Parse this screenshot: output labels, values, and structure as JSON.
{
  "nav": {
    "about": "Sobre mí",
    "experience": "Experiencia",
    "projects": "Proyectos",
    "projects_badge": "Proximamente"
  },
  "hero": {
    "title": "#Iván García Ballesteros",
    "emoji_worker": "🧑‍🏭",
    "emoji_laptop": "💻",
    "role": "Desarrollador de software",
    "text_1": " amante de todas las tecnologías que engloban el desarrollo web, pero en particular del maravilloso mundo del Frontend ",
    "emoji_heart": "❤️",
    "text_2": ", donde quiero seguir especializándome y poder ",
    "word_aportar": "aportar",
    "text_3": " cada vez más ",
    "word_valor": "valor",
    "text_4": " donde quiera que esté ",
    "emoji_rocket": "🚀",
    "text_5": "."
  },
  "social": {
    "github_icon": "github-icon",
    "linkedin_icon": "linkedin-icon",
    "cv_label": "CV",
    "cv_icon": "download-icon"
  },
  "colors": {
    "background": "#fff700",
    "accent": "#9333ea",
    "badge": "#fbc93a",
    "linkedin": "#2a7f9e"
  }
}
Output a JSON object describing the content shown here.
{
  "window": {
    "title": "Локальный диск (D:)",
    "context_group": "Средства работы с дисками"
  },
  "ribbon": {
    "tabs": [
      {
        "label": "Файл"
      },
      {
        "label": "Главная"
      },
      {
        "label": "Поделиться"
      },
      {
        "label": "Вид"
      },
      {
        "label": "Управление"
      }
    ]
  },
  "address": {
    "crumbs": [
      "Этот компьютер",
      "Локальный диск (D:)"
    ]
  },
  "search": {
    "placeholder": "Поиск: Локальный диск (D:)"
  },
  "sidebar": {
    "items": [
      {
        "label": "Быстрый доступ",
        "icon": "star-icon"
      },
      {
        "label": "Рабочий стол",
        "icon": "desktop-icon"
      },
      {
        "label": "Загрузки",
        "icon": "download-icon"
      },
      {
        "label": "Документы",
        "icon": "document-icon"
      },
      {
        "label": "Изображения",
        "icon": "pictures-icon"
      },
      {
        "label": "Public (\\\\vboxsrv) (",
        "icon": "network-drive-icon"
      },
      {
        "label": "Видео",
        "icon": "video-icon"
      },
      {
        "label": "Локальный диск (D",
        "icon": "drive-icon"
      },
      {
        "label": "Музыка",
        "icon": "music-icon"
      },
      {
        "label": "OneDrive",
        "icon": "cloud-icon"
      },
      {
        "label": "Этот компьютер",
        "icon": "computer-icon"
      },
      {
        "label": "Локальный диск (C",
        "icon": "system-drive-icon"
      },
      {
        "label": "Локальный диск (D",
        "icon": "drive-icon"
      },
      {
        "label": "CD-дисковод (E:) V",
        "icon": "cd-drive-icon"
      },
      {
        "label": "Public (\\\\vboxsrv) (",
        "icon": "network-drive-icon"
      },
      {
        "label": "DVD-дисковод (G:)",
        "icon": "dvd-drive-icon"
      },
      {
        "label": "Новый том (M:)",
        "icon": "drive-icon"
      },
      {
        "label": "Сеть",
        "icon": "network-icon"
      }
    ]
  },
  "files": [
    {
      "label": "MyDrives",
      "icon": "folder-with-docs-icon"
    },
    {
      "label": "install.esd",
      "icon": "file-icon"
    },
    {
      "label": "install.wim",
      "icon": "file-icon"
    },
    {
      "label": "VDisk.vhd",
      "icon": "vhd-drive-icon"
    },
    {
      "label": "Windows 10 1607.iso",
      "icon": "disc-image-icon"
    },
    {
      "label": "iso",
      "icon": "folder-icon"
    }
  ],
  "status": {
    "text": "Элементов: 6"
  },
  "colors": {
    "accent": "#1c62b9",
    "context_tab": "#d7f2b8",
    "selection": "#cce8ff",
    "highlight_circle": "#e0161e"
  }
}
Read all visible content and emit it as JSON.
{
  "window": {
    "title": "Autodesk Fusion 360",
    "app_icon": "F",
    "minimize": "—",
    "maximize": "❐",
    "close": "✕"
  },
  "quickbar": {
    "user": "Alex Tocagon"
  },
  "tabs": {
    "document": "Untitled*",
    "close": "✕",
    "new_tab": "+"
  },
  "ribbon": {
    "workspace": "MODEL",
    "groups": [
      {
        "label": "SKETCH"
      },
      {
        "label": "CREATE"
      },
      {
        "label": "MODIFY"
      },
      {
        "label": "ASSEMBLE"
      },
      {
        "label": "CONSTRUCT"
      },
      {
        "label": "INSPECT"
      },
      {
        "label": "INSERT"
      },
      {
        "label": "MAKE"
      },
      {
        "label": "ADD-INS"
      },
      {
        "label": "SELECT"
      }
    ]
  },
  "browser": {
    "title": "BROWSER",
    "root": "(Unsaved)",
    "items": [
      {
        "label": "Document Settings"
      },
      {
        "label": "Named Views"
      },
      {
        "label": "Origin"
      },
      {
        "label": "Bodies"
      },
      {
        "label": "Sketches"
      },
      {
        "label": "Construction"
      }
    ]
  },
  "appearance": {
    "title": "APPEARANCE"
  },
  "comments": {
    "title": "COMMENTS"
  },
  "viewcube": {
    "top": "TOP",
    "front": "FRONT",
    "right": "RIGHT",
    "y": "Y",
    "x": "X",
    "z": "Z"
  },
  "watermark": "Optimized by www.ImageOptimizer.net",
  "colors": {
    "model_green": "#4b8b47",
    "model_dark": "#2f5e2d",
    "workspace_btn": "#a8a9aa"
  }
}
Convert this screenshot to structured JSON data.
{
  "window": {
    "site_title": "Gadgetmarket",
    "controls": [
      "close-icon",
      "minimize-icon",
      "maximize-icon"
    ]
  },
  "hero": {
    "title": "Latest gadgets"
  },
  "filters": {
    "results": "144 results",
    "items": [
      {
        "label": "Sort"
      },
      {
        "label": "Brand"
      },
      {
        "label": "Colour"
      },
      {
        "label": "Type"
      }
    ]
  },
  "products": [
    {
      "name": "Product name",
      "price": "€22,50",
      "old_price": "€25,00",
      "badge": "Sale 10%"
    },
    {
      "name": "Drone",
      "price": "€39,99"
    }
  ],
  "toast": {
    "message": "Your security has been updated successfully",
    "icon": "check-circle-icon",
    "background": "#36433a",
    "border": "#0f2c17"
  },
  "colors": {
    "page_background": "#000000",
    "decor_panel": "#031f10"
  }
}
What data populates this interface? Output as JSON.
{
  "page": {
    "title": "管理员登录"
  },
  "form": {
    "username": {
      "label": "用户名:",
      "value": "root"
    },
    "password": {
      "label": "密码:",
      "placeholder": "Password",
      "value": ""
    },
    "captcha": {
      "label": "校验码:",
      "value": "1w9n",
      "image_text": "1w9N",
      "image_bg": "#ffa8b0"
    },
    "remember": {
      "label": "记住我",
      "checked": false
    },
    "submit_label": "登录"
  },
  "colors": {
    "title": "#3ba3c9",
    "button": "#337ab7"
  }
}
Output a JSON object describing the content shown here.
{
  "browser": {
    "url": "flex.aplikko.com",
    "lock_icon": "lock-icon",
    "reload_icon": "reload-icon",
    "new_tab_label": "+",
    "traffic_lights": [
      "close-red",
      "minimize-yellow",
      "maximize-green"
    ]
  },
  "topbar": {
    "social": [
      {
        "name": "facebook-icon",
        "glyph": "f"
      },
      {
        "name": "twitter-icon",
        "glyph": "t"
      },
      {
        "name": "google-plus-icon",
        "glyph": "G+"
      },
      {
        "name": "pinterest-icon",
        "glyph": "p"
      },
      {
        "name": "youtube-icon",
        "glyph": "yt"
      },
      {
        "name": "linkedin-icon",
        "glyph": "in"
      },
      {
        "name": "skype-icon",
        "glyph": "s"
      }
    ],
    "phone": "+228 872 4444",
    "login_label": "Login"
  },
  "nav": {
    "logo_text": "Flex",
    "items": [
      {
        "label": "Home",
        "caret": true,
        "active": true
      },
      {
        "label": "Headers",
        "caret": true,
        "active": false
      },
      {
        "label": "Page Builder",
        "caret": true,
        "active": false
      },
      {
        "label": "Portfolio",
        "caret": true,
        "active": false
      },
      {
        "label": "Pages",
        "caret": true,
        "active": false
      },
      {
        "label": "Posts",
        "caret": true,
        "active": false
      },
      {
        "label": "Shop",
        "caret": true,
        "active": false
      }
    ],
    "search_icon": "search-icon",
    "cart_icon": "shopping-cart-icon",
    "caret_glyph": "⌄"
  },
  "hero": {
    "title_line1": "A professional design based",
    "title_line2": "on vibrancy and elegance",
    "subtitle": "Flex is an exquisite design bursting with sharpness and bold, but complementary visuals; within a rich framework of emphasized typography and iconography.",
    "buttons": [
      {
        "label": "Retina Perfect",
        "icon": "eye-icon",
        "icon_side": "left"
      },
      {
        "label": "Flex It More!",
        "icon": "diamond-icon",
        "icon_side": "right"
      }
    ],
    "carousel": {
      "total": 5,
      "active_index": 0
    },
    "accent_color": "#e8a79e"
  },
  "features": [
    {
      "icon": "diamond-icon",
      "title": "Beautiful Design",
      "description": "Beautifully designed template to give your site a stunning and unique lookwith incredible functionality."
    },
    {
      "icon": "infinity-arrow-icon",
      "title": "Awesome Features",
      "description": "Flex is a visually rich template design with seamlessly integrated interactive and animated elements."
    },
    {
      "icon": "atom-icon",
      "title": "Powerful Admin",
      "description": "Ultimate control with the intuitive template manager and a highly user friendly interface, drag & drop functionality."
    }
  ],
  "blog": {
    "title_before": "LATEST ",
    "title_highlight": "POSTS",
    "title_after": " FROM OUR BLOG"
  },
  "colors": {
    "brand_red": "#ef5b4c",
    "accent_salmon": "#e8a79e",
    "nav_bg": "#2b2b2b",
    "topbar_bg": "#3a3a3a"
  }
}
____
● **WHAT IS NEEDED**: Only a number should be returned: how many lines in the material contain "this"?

● **TASK SOLUTION**: 3